__Task item__:
Read through the listing below and return only the lines containing "разрешением".

+++++

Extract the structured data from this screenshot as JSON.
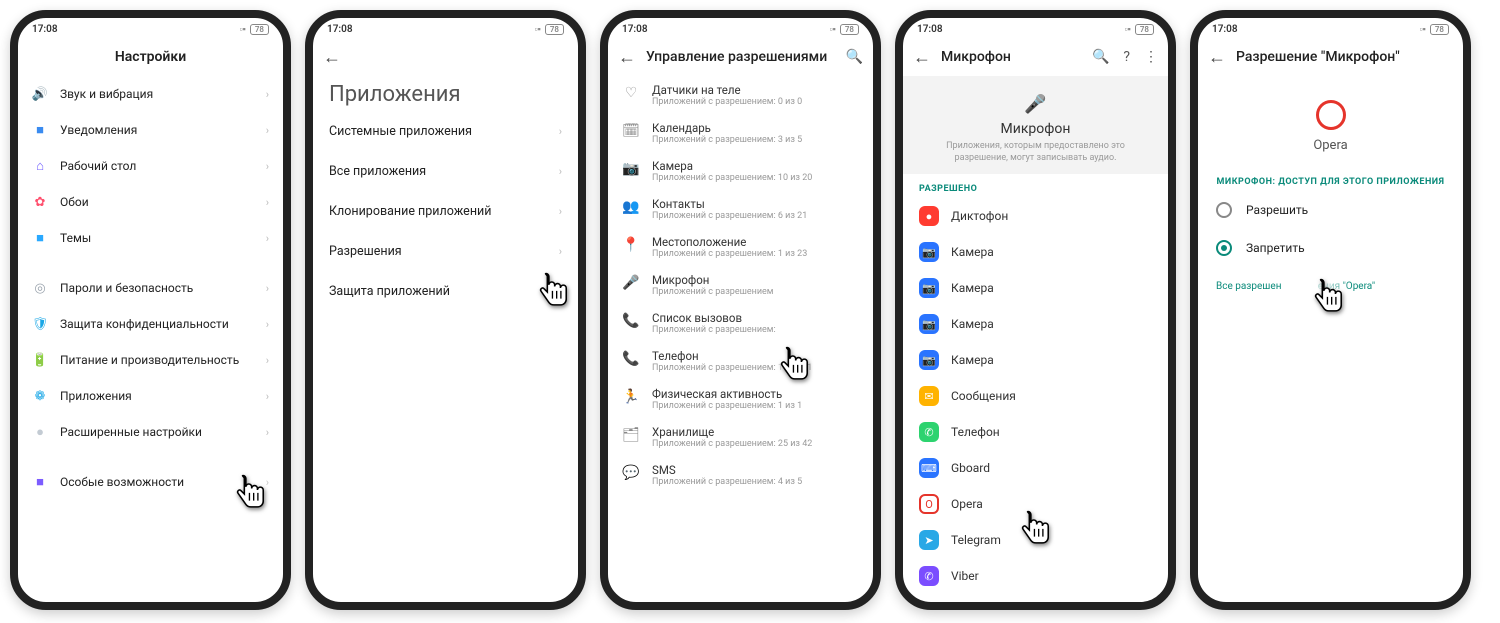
{
  "status": {
    "time": "17:08",
    "alarm": "⏰",
    "signal": "▫▫",
    "battery": "78"
  },
  "p1": {
    "title": "Настройки",
    "groupA": [
      {
        "icon": "🔊",
        "color": "#2abf6e",
        "label": "Звук и вибрация"
      },
      {
        "icon": "■",
        "color": "#3a8bf0",
        "label": "Уведомления"
      },
      {
        "icon": "⌂",
        "color": "#6f5cff",
        "label": "Рабочий стол"
      },
      {
        "icon": "✿",
        "color": "#ff4f6d",
        "label": "Обои"
      },
      {
        "icon": "■",
        "color": "#2aa9ff",
        "label": "Темы"
      }
    ],
    "groupB": [
      {
        "icon": "◎",
        "color": "#9aa3ad",
        "label": "Пароли и безопасность"
      },
      {
        "icon": "🛡",
        "color": "#1aa7e6",
        "label": "Защита конфиденциальности"
      },
      {
        "icon": "🔋",
        "color": "#34c759",
        "label": "Питание и производительность"
      },
      {
        "icon": "❁",
        "color": "#1aa7e6",
        "label": "Приложения"
      },
      {
        "icon": "●",
        "color": "#c3cbd3",
        "label": "Расширенные настройки"
      }
    ],
    "groupC": [
      {
        "icon": "■",
        "color": "#7c5cff",
        "label": "Особые возможности"
      }
    ]
  },
  "p2": {
    "big_title": "Приложения",
    "items": [
      "Системные приложения",
      "Все приложения",
      "Клонирование приложений",
      "Разрешения",
      "Защита приложений"
    ]
  },
  "p3": {
    "title": "Управление разрешениями",
    "items": [
      {
        "icon": "♡",
        "title": "Датчики на теле",
        "sub": "Приложений с разрешением: 0 из 0"
      },
      {
        "icon": "🗓",
        "title": "Календарь",
        "sub": "Приложений с разрешением: 3 из 5"
      },
      {
        "icon": "📷",
        "title": "Камера",
        "sub": "Приложений с разрешением: 10 из 20"
      },
      {
        "icon": "👥",
        "title": "Контакты",
        "sub": "Приложений с разрешением: 6 из 21"
      },
      {
        "icon": "📍",
        "title": "Местоположение",
        "sub": "Приложений с разрешением: 1 из 23"
      },
      {
        "icon": "🎤",
        "title": "Микрофон",
        "sub": "Приложений с разрешением"
      },
      {
        "icon": "📞",
        "title": "Список вызовов",
        "sub": "Приложений с разрешением:"
      },
      {
        "icon": "📞",
        "title": "Телефон",
        "sub": "Приложений с разрешением: 10 из 21"
      },
      {
        "icon": "🏃",
        "title": "Физическая активность",
        "sub": "Приложений с разрешением: 1 из 1"
      },
      {
        "icon": "🗂",
        "title": "Хранилище",
        "sub": "Приложений с разрешением: 25 из 42"
      },
      {
        "icon": "💬",
        "title": "SMS",
        "sub": "Приложений с разрешением: 4 из 5"
      }
    ]
  },
  "p4": {
    "title": "Микрофон",
    "header_sub": "Приложения, которым предоставлено это разрешение, могут записывать аудио.",
    "section": "РАЗРЕШЕНО",
    "apps": [
      {
        "bg": "#ff3b30",
        "icon": "●",
        "label": "Диктофон"
      },
      {
        "bg": "#2a74ff",
        "icon": "📷",
        "label": "Камера"
      },
      {
        "bg": "#2a74ff",
        "icon": "📷",
        "label": "Камера"
      },
      {
        "bg": "#2a74ff",
        "icon": "📷",
        "label": "Камера"
      },
      {
        "bg": "#2a74ff",
        "icon": "📷",
        "label": "Камера"
      },
      {
        "bg": "#ffb300",
        "icon": "✉",
        "label": "Сообщения"
      },
      {
        "bg": "#2dd36f",
        "icon": "✆",
        "label": "Телефон"
      },
      {
        "bg": "#2a74ff",
        "icon": "⌨",
        "label": "Gboard"
      },
      {
        "bg": "#ffffff",
        "icon": "O",
        "label": "Opera",
        "fg": "#e5342b",
        "border": true
      },
      {
        "bg": "#29a8e6",
        "icon": "➤",
        "label": "Telegram"
      },
      {
        "bg": "#7b4dff",
        "icon": "✆",
        "label": "Viber"
      }
    ]
  },
  "p5": {
    "title": "Разрешение \"Микрофон\"",
    "app_name": "Opera",
    "section": "МИКРОФОН: ДОСТУП ДЛЯ ЭТОГО ПРИЛОЖЕНИЯ",
    "opt_allow": "Разрешить",
    "opt_deny": "Запретить",
    "all_link_prefix": "Все разрешен",
    "all_link_suffix": "ения \"Opera\""
  }
}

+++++

__Result of this exercise__:
        "sub": "Приложений с разрешением: 0 из 0"
        "sub": "Приложений с разрешением: 3 из 5"
        "sub": "Приложений с разрешением: 10 из 20"
        "sub": "Приложений с разрешением: 6 из 21"
        "sub": "Приложений с разрешением: 1 из 23"
        "sub": "Приложений с разрешением"
        "sub": "Приложений с разрешением:"
        "sub": "Приложений с разрешением: 10 из 21"
        "sub": "Приложений с разрешением: 1 из 1"
        "sub": "Приложений с разрешением: 25 из 42"
        "sub": "Приложений с разрешением: 4 из 5"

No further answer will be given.